Mr. Jones finally found his calling at St. Labre Indian School five years ago, when he returned with his wife to her ancestral homeland, the Northern Cheyenne Reservation. The circumstances of the journey were tragic. Their ten-year-old-daughter had been diagnosed with a brain tumor and died five months later while they were living in Minnesota.
“I had a lot of jobs over the years,” says Mr. Jones. “I was a mechanic, owned restaurants and worked other places, but after our daughter passed away, I realized I wanted to do something more purposeful in life.”
What’s the biggest challenge in the food service department? “That’s easy,” laughs Mr. Jones. “Preparing and serving 1,500 meals each day.” The key word here is “preparing.” St. Labre meals are made from scratch, entailing everything from the baking of all breads and rolls to cutting and slicing the many fruits and vegetables that adorn the food lines.
Not to forget the meat. Nearly twenty years ago, an entire ranch was left to St. Labre as a bequest. Shortly after, a rancher called to say that all his pastures and hay crop had been hailed out and he had about 80 head of bison he wanted to donate to the school. That herd eventually grew to well over 100, and the school began processing the animals for use in the meals program.

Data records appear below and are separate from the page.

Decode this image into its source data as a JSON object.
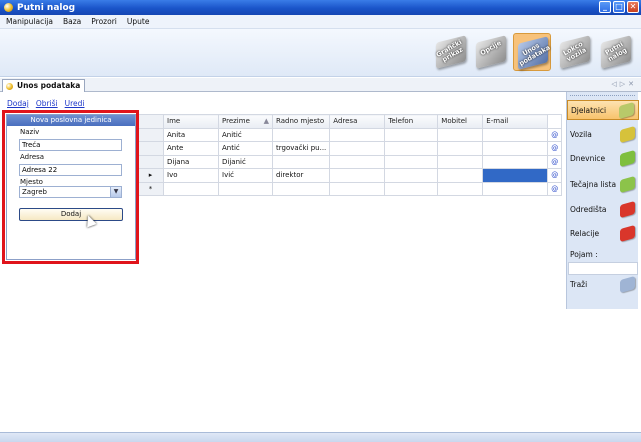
{
  "window": {
    "title": "Putni nalog"
  },
  "menu": [
    "Manipulacija",
    "Baza",
    "Prozori",
    "Upute"
  ],
  "ribbon": [
    {
      "label": "Grafički prikaz",
      "active": false
    },
    {
      "label": "Opcije",
      "active": false
    },
    {
      "label": "Unos podataka",
      "active": true
    },
    {
      "label": "Lokco vozila",
      "active": false
    },
    {
      "label": "Putni nalog",
      "active": false
    }
  ],
  "doc_tab": {
    "label": "Unos podataka"
  },
  "toolbar_links": [
    "Dodaj",
    "Obriši",
    "Uredi"
  ],
  "grid": {
    "columns": [
      "Ime",
      "Prezime",
      "Radno mjesto",
      "Adresa",
      "Telefon",
      "Mobitel",
      "E-mail"
    ],
    "rows": [
      [
        "Anita",
        "Anitić",
        "",
        "",
        "",
        "",
        ""
      ],
      [
        "Ante",
        "Antić",
        "trgovački pu...",
        "",
        "",
        "",
        ""
      ],
      [
        "Dijana",
        "Dijanić",
        "",
        "",
        "",
        "",
        ""
      ],
      [
        "Ivo",
        "Ivić",
        "direktor",
        "",
        "",
        "",
        ""
      ]
    ],
    "new_row_marker": "*",
    "current_row_marker": "▸",
    "email_icon": "@"
  },
  "form": {
    "title": "Nova poslovna jedinica",
    "naziv_label": "Naziv",
    "naziv_value": "Treća",
    "adresa_label": "Adresa",
    "adresa_value": "Adresa 22",
    "mjesto_label": "Mjesto",
    "mjesto_value": "Zagreb",
    "submit_label": "Dodaj"
  },
  "right_panel": {
    "items": [
      {
        "label": "Djelatnici",
        "icon": "people-icon",
        "color": "#b8c96a",
        "active": true
      },
      {
        "label": "Vozila",
        "icon": "car-icon",
        "color": "#d6c23b",
        "active": false
      },
      {
        "label": "Dnevnice",
        "icon": "money-icon",
        "color": "#7fbf3f",
        "active": false
      },
      {
        "label": "Tečajna lista",
        "icon": "exchange-icon",
        "color": "#8cc34a",
        "active": false
      },
      {
        "label": "Odredišta",
        "icon": "destination-icon",
        "color": "#d9362b",
        "active": false
      },
      {
        "label": "Relacije",
        "icon": "route-icon",
        "color": "#d9362b",
        "active": false
      }
    ],
    "search_label": "Pojam :",
    "search_button": "Traži"
  }
}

Last summer, Mr. Jones attended the National School Nutrition Conference in Atlanta and gave a presentation on how to lower the amount of sodium in school meals. “It’s a simple equation,” he says. “Buffalo meat has about one fourth the amount of sodium as beef, and much lower instance of cholesterol and trans-fatty acids. So serve the kids buffalo instead of beef.”
“When I think of food for the school, I am always thinking good nutrition, and our program is top tier in that category,” he continues. There is always a fruit for breakfast, too.” He points out. “Lunches always include a fruit, and a salad bar loaded with fresh vegetables. Legumes are served once a week with other high fiber offerings.”

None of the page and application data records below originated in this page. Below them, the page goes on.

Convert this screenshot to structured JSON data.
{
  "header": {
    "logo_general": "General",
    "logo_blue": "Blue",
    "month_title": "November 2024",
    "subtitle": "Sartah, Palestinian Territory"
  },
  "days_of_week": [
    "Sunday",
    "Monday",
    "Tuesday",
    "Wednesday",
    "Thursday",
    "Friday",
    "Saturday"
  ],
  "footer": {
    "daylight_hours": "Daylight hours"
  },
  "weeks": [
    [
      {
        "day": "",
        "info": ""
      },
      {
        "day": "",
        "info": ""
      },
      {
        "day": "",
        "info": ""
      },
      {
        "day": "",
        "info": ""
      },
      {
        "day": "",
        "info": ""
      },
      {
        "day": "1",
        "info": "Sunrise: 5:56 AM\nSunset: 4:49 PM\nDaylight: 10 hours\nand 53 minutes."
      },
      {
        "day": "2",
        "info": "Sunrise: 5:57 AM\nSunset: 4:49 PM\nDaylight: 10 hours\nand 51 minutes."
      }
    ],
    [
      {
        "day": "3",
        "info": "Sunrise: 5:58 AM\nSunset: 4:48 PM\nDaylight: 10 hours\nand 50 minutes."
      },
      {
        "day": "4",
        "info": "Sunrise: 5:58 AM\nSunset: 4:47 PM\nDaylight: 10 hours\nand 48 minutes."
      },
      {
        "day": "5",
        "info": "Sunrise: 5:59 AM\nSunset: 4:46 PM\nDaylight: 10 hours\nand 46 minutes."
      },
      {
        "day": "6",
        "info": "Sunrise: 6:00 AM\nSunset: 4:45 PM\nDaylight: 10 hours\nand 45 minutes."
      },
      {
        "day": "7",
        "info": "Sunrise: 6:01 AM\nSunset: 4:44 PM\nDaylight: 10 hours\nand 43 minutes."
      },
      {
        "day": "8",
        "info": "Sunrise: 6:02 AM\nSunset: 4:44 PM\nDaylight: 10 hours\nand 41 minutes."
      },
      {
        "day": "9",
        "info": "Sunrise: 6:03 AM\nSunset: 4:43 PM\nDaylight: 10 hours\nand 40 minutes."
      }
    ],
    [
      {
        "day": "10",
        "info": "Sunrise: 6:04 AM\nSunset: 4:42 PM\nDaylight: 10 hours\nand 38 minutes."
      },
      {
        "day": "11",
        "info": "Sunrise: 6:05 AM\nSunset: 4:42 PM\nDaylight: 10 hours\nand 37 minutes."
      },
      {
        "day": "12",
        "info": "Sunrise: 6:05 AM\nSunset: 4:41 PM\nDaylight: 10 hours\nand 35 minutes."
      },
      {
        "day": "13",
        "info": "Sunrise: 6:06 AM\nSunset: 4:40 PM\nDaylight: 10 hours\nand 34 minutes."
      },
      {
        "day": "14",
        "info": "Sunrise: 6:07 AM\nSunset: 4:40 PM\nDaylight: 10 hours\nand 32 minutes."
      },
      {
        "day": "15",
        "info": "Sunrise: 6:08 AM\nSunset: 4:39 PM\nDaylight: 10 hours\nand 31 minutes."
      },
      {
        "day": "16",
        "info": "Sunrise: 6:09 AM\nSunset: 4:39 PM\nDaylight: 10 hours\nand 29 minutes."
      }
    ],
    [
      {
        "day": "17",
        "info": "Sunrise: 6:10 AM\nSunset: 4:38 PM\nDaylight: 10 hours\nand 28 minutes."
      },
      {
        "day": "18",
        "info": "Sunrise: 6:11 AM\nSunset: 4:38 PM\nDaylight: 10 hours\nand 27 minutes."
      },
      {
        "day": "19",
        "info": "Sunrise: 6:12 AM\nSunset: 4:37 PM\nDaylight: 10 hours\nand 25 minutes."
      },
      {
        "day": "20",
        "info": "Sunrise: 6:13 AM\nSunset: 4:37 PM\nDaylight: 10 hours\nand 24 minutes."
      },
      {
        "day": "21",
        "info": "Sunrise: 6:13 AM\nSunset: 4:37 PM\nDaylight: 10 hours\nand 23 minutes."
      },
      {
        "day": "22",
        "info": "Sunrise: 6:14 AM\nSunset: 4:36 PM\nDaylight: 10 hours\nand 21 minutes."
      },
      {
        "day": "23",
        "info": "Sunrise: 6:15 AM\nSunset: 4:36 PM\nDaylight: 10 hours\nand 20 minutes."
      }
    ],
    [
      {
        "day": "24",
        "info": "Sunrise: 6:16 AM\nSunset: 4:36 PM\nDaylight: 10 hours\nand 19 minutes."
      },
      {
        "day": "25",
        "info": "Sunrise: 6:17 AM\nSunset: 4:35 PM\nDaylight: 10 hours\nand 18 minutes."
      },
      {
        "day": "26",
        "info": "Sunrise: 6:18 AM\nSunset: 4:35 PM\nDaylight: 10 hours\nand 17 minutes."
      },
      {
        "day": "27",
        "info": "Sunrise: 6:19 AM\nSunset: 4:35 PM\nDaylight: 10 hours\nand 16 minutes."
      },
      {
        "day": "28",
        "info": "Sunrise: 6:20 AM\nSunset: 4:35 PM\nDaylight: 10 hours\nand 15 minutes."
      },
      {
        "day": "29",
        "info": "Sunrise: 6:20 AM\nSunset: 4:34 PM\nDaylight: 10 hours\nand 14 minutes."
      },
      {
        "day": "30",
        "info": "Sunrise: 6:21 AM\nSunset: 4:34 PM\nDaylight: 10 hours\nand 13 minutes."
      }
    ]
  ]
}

Like most locales that are wracked by poverty, many people on the reservations suffer from poor nutrition. Diabetes and obesity rank near the top of diet-related diseases. The symptoms of poverty, including poor nutrition, lead to early deaths on the reservations at a much higher rate than the national average.
Mr. Jones is intense about providing nutritious meals for the kids. At the conference, he became known as the buffalo man. “I told everyone that they needed to start using buffalo in their food programs,” he laughs. “But they told me that they didn’t have a ranch to raise them on.”
Mr. Jones and his staff of 26 on the three campuses of St. Labre Indian School are making a difference in the health and well-being of the children they serve. He is also quick to point out that hungry children don’t do well in the classroom. “They need that nutritious punch to help their brains work at maximum capacity.”
Thanks to Mr. Jones and the St. Labre Food Service Staff, nearly 750 children and young people are enjoying good food and excelling in their studies every day.